Here's to being called Ms. Cookstove for years to come

11 Dec 2015 by Kidanua Abera, Programme Analyst, Energy and Low Carbon Development, UNDP

Members of the Ethiopian government look at cookstove technology on a UNDP-supported experience sharing visit to India. Photo: UNDP Ethiopia
For the past few years, I’ve proudly been referred to in our office as ‘Ms. Cookstove’. I joined UNDP to work on the carbon market, specifically the Clean Development Mechanism (CDM) capacity building programme for Eastern and Southern Africa. When people talk about international carbon trading, they usually talk about ‘big’ emitting industries. But in 2010, I learned about the importance of seemingly ‘small’ but equally devastating emitters such as the traditional three-stone open fire cooking method, used by the majority of rural households in Ethiopia. Three billion people across the world use this method of cooking, which not only contributes to serious health problems, but also contributes significant levels of greenhouse gas emissions to the atmosphere. … Read more

Our Rights. Our Freedoms. Always.

10 Dec 2015 by Alejandro Alvarez, Team Leader for Rule of Law, Justice, Security and Human Rights at UNDP

Eleanor RooseveltMrs. Eleanor Roosevelt of the United States holding a Declaration of Human Rights poster in English. [November 1949] Photo: UN Photo
In celebrating 2015 International Human Rights Day, we are invited to reflect on the importance of the freedoms we enjoy and to recommit to supporting the fundamental freedoms of all. UNDP’s work is based on the belief that people experience poverty, deprivation or exclusion not only as a lack of income but also as a lack of education or health care or a lack of dignity and participation in their community. These dimensions of peoples’ lives have been considered so important by governments all around the world that they have recognized them as entitlements, as human rights, both in national and in international law. … Read more

When people are counted, no one is left behind

10 Dec 2015 by Clifton Cortez, Team Leader, Gender, Key Populations, and LGBTI – HIV, Health and Development Group, UNDP

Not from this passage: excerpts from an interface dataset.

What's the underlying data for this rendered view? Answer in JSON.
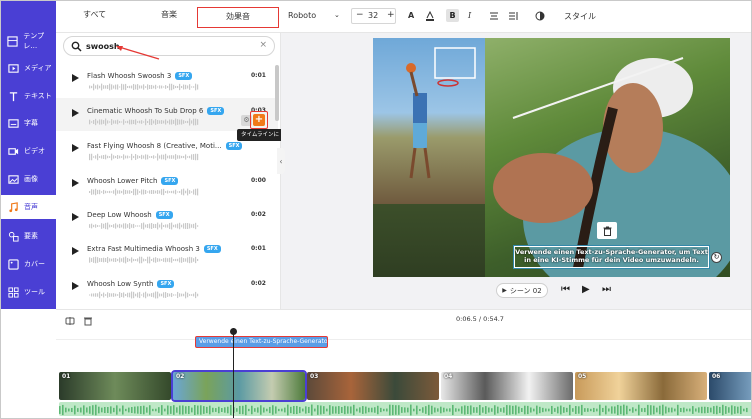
{
  "sidebar": {
    "items": [
      {
        "label": "テンプレ…",
        "icon": "template-icon"
      },
      {
        "label": "メディア",
        "icon": "media-icon"
      },
      {
        "label": "テキスト",
        "icon": "text-icon"
      },
      {
        "label": "字幕",
        "icon": "subtitle-icon"
      },
      {
        "label": "ビデオ",
        "icon": "video-icon"
      },
      {
        "label": "画像",
        "icon": "image-icon"
      },
      {
        "label": "音声",
        "icon": "music-icon"
      },
      {
        "label": "要素",
        "icon": "elements-icon"
      },
      {
        "label": "カバー",
        "icon": "cover-icon"
      },
      {
        "label": "ツール",
        "icon": "tools-icon"
      }
    ],
    "active_index": 6
  },
  "tabs": {
    "all": "すべて",
    "music": "音楽",
    "sfx": "効果音"
  },
  "toolbar": {
    "font": "Roboto",
    "minus": "−",
    "size": "32",
    "plus": "+",
    "bold": "B",
    "italic": "I",
    "style": "スタイル"
  },
  "search": {
    "value": "swoosh",
    "clear": "×"
  },
  "sounds": [
    {
      "title": "Flash Whoosh Swoosh 3",
      "badge": "SFX",
      "duration": "0:01"
    },
    {
      "title": "Cinematic Whoosh To Sub Drop 6",
      "badge": "SFX",
      "duration": "0:03"
    },
    {
      "title": "Fast Flying Whoosh 8 (Creative, Moti...",
      "badge": "SFX",
      "duration": ""
    },
    {
      "title": "Whoosh Lower Pitch",
      "badge": "SFX",
      "duration": "0:00"
    },
    {
      "title": "Deep Low Whoosh",
      "badge": "SFX",
      "duration": "0:02"
    },
    {
      "title": "Extra Fast Multimedia Whoosh 3",
      "badge": "SFX",
      "duration": "0:01"
    },
    {
      "title": "Whoosh Low Synth",
      "badge": "SFX",
      "duration": "0:02"
    }
  ],
  "hover": {
    "add_label": "+",
    "tooltip": "タイムラインに"
  },
  "preview": {
    "caption": "Verwende einen Text-zu-Sprache-Generator, um Text in eine KI-Stimme für dein Video umzuwandeln.",
    "scene_label": "シーン 02"
  },
  "timeline": {
    "time": "0:06.5 / 0:54.7",
    "text_clip": "Verwende einen Text-zu-Sprache-Generator, ...",
    "scenes": [
      "01",
      "02",
      "03",
      "04",
      "05",
      "06"
    ]
  },
  "colors": {
    "sidebar": "#4a3fd4",
    "badge": "#35a6ef",
    "highlight": "#e53935",
    "add_button": "#f07a1a",
    "audio_track": "#bfe8c7"
  }
}
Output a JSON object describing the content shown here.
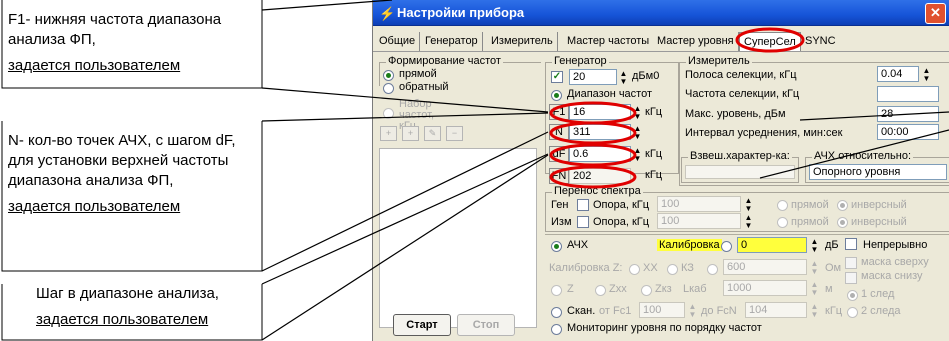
{
  "callouts": {
    "c1": {
      "line1": "F1- нижняя частота диапазона",
      "line2": "анализа ФП,",
      "link": "задается пользователем"
    },
    "c2": {
      "line1": "N- кол-во точек АЧХ, с шагом dF,",
      "line2": "для установки верхней частоты",
      "line3": "диапазона анализа ФП,",
      "link": "задается  пользователем"
    },
    "c3": {
      "line1": "Шаг в диапазоне анализа,",
      "link": "задается пользователем"
    }
  },
  "window": {
    "title": "Настройки прибора",
    "close": "✕"
  },
  "tabs": [
    "Общие",
    "Генератор",
    "Измеритель",
    "Мастер частоты",
    "Мастер уровня",
    "СуперСел",
    "SYNC"
  ],
  "active_tab": "СуперСел",
  "formation": {
    "title": "Формирование частот",
    "opt1": "прямой",
    "opt2": "обратный",
    "set_label": "Набор частот, кГц"
  },
  "generator": {
    "title": "Генератор",
    "level": "20",
    "level_unit": "дБм0",
    "range_label": "Диапазон частот"
  },
  "params": {
    "f1": {
      "tag": "F1",
      "value": "16",
      "unit": "кГц"
    },
    "n": {
      "tag": "N",
      "value": "311"
    },
    "df": {
      "tag": "dF",
      "value": "0.6",
      "unit": "кГц"
    },
    "fn": {
      "tag": "FN",
      "value": "202",
      "unit": "кГц"
    }
  },
  "meter": {
    "title": "Измеритель",
    "bw_label": "Полоса селекции, кГц",
    "bw_value": "0.04",
    "freq_label": "Частота селекции, кГц",
    "max_label": "Макс. уровень, дБм",
    "max_value": "28",
    "avg_label": "Интервал усреднения, мин:сек",
    "avg_value": "00:00",
    "weight_label": "Взвеш.характер-ка:",
    "afc_rel_label": "АЧХ относительно:",
    "afc_rel_value": "Опорного уровня"
  },
  "transfer": {
    "title": "Перенос спектра",
    "gen_label": "Ген",
    "gen_ref": "Опора, кГц",
    "gen_value": "100",
    "meas_label": "Изм",
    "meas_ref": "Опора, кГц",
    "meas_value": "100",
    "direct": "прямой",
    "inverse": "инверсный"
  },
  "afc": {
    "label": "АЧХ",
    "calib_label": "Калибровка",
    "calib_value": "0",
    "db": "дБ",
    "continuous": "Непрерывно"
  },
  "calibz": {
    "label": "Калибровка Z:",
    "xx": "XX",
    "kz": "КЗ",
    "value": "600",
    "unit": "Ом"
  },
  "zrow": {
    "z": "Z",
    "zxx": "Zхх",
    "zkz": "Zкз",
    "lcab": "Lкаб",
    "value": "1000",
    "unit": "м"
  },
  "scan": {
    "label": "Скан.",
    "from": "от Fc1",
    "from_value": "100",
    "to": "до FcN",
    "to_value": "104",
    "unit": "кГц"
  },
  "monitor": {
    "label": "Мониторинг  уровня по порядку частот"
  },
  "masks": {
    "top": "маска сверху",
    "bottom": "маска снизу",
    "trace1": "1 след",
    "trace2": "2 следа"
  },
  "buttons": {
    "start": "Старт",
    "stop": "Стоп"
  },
  "colors": {
    "title_bar": "#1654d8",
    "window_bg": "#ece9d8",
    "highlight": "#ffff3c",
    "annotation": "#e00000"
  }
}
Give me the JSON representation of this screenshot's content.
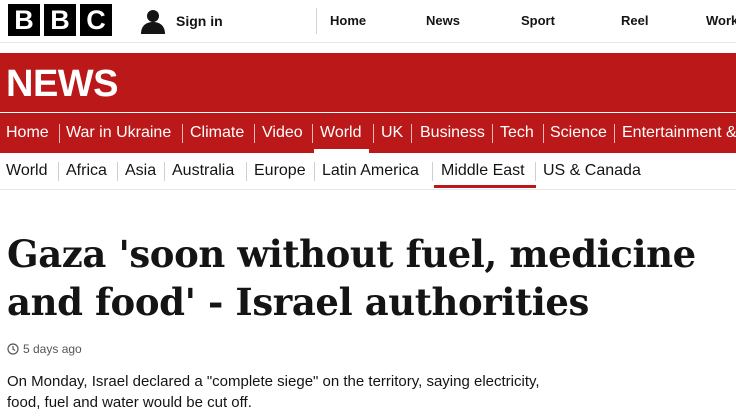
{
  "brand": {
    "letters": [
      "B",
      "B",
      "C"
    ],
    "section_title": "NEWS"
  },
  "account": {
    "signin_label": "Sign in",
    "icon": "user-icon"
  },
  "top_nav": [
    "Home",
    "News",
    "Sport",
    "Reel",
    "Worklife"
  ],
  "red_nav": {
    "items": [
      "Home",
      "War in Ukraine",
      "Climate",
      "Video",
      "World",
      "UK",
      "Business",
      "Tech",
      "Science",
      "Entertainment & Arts"
    ],
    "active": "World"
  },
  "sub_nav": {
    "items": [
      "World",
      "Africa",
      "Asia",
      "Australia",
      "Europe",
      "Latin America",
      "Middle East",
      "US & Canada"
    ],
    "active": "Middle East"
  },
  "article": {
    "headline": "Gaza 'soon without fuel, medicine and food' - Israel authorities",
    "timestamp": "5 days ago",
    "summary": "On Monday, Israel declared a \"complete siege\" on the territory, saying electricity, food, fuel and water would be cut off."
  },
  "colors": {
    "brand_red": "#bb1919",
    "text": "#141414",
    "muted": "#545658"
  }
}
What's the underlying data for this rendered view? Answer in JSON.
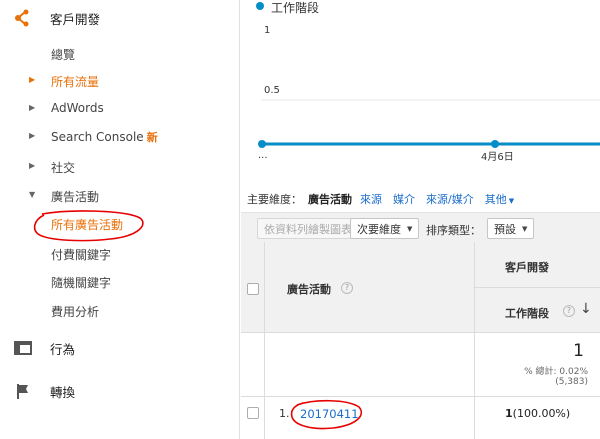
{
  "sidebar": {
    "acquisition": {
      "label": "客戶開發",
      "icon": "acquisition-icon"
    },
    "items": [
      {
        "label": "總覽"
      },
      {
        "label": "所有流量"
      },
      {
        "label": "AdWords"
      },
      {
        "label": "Search Console",
        "badge": "新"
      },
      {
        "label": "社交"
      },
      {
        "label": "廣告活動"
      },
      {
        "label": "所有廣告活動"
      },
      {
        "label": "付費關鍵字"
      },
      {
        "label": "隨機關鍵字"
      },
      {
        "label": "費用分析"
      }
    ],
    "behavior": {
      "label": "行為",
      "icon": "behavior-icon"
    },
    "conversions": {
      "label": "轉換",
      "icon": "flag-icon"
    }
  },
  "chart_data": {
    "type": "line",
    "series": [
      {
        "name": "工作階段",
        "color": "#058dc7",
        "values": [
          0,
          0,
          0
        ]
      }
    ],
    "x": [
      "...",
      "4月6日",
      ""
    ],
    "yticks": [
      "1",
      "0.5"
    ],
    "ylim": [
      0,
      1
    ],
    "grid": true
  },
  "dimensions": {
    "primary_label": "主要維度：",
    "current": "廣告活動",
    "links": [
      "來源",
      "媒介",
      "來源/媒介"
    ],
    "other": "其他"
  },
  "toolbar": {
    "plot_rows": "依資料列繪製圖表",
    "secondary": "次要維度",
    "sort_label": "排序類型：",
    "sort_value": "預設"
  },
  "table": {
    "col_campaign": "廣告活動",
    "group_header": "客戶開發",
    "col_sessions": "工作階段",
    "help": "?",
    "sort_arrow": "↓",
    "total_value": "1",
    "total_pct": "% 總計: 0.02%",
    "total_of": "(5,383)",
    "row_index": "1.",
    "row_name": "20170411",
    "row_value": "1",
    "row_pct": "(100.00%)"
  },
  "colors": {
    "accent": "#e8710a",
    "link": "#1a6dcc",
    "series": "#058dc7",
    "annotation": "#e60000"
  }
}
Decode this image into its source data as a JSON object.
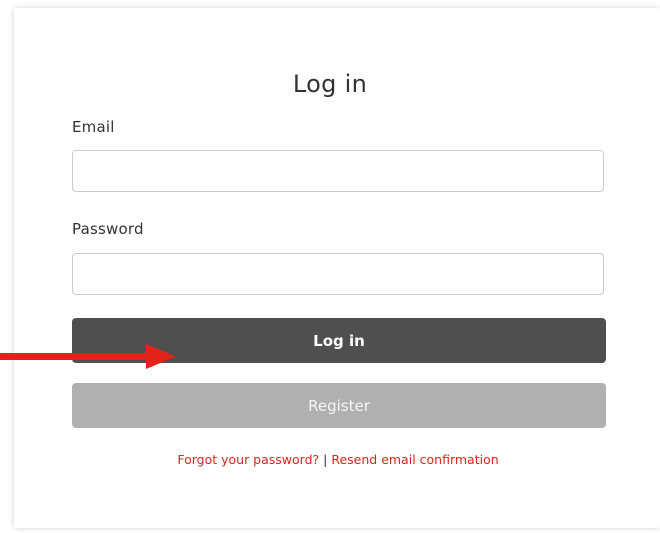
{
  "form": {
    "title": "Log in",
    "email_label": "Email",
    "email_value": "",
    "password_label": "Password",
    "password_value": "",
    "login_button": "Log in",
    "register_button": "Register",
    "forgot_link": "Forgot your password?",
    "separator": "|",
    "resend_link": "Resend email confirmation"
  },
  "colors": {
    "login_button_bg": "#4f4f4f",
    "register_button_bg": "#b0b0b0",
    "link": "#d9261c",
    "annotation_arrow": "#e2231a"
  },
  "annotation": {
    "icon": "red-arrow-icon"
  }
}
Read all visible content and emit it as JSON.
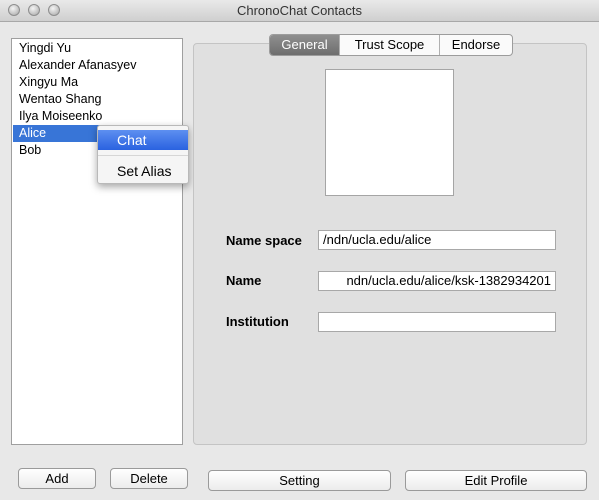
{
  "window": {
    "title": "ChronoChat Contacts"
  },
  "contacts": [
    {
      "name": "Yingdi Yu",
      "selected": false
    },
    {
      "name": "Alexander Afanasyev",
      "selected": false
    },
    {
      "name": "Xingyu Ma",
      "selected": false
    },
    {
      "name": "Wentao Shang",
      "selected": false
    },
    {
      "name": "Ilya Moiseenko",
      "selected": false
    },
    {
      "name": "Alice",
      "selected": true
    },
    {
      "name": "Bob",
      "selected": false
    }
  ],
  "context_menu": {
    "items": [
      {
        "label": "Chat",
        "highlighted": true
      },
      {
        "label": "Set Alias",
        "highlighted": false
      }
    ]
  },
  "tabs": [
    {
      "label": "General",
      "active": true
    },
    {
      "label": "Trust Scope",
      "active": false
    },
    {
      "label": "Endorse",
      "active": false
    }
  ],
  "profile": {
    "name_space_label": "Name space",
    "name_space_value": "/ndn/ucla.edu/alice",
    "name_label": "Name",
    "name_value": "ndn/ucla.edu/alice/ksk-1382934201",
    "institution_label": "Institution",
    "institution_value": ""
  },
  "buttons": {
    "add": "Add",
    "delete": "Delete",
    "setting": "Setting",
    "edit_profile": "Edit Profile"
  }
}
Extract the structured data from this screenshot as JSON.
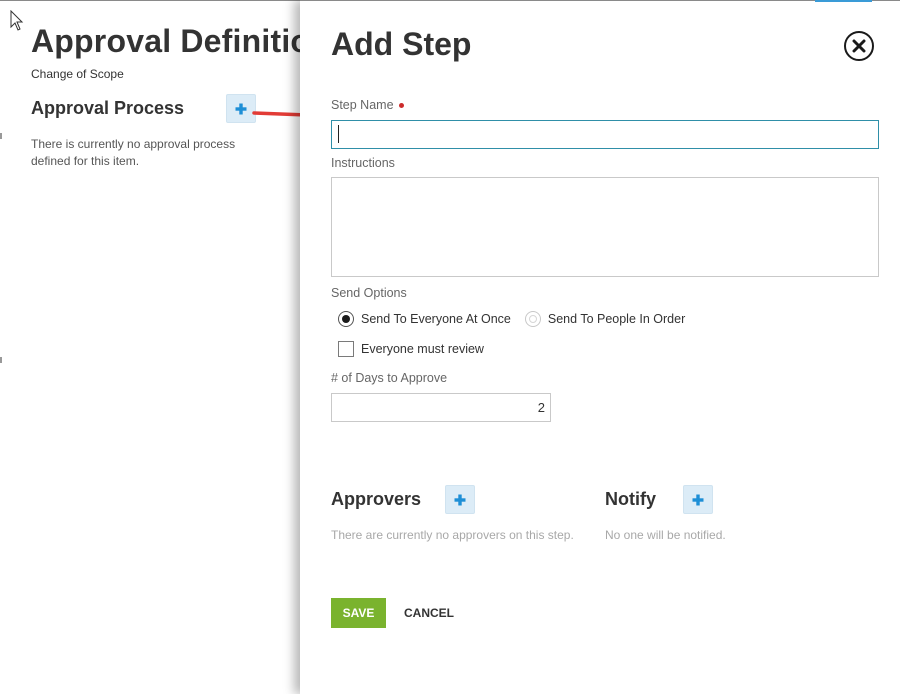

LGBTI inclusion infographicClick the picture to see the full infographic.
In September 2015, a multi-sectoral group of experts met in New York from all over the world. Despite varied perspectives, each had previously been involved in some aspect of LGBTI data work or were experts in data measurement. Their goal was to reach consensus on a definition of LGBTI inclusion and provide advice on what was necessary to measure it. In September 2015, the Nepal Constituent Assembly approved a new Constitution that includes provisions protecting the rights of sexual and gender minorities. This would never have happened without the advocacy of LGBT leaders, community activists, and allies and their efforts highlighting data, including violence against transgender people. … Read more

When home is no longer safe: Reporting human rights abuses in Yemen

10 Dec 2015 by Dina El-Mamoun, Chief Technical Advisor, Support to Human Rights Project, UNDP Yemen

A boy in stands near rubble from the conflict in Yemen.UNDP is training NGOs in Yemen to document and report on human rights abuses during the conflict and to provide support to victims. Photo: Ehab Al-Absi/UNDP Yemen
"So close to dying”. This is how Hanan describes events earlier this year, when forces surrounded and stormed her home in Khur Maksar District, Aden, where she lived with her husband, 4-year-old child and niece, aged 16. Later Hanan and her family fled their home due to shelling and because of gas, electricity and water shortages. In this sense, their suffering is typical of stories told by Yemenis throughout the country who describe human rights violations at the hands of the parties to the conflict, which began in March 2015. … Read more

Fighting corruption in infrastructure – a must for achieving the 2030 Agenda

09 Dec 2015 by Patrick Keuleers, Director of Governance and Peacebuilding, UNDP

construction in South SudanWorkers rebuild damaged roads in South Sudan. Quality infrastructure provides a foundation for progress on the sustainable development agenda. UNDP photo.
In September 2015, world leaders from 193 UN member states gathered in New York to adopt the ambitious 2030 Agenda for Sustainable Development. To achieve this universal agenda, we’ll need robust and transparent investment in infrastructure to lay the physical foundations for progress on many of the goals. Agenda 2030 aims for a world that is profoundly different from the one we know today: free from poverty, environmentally secure for future generations, prosperous, more equal, just, peaceful and inclusive, and better governed. Corruption in the infrastructure sector represents a major threat to this vision. … Read more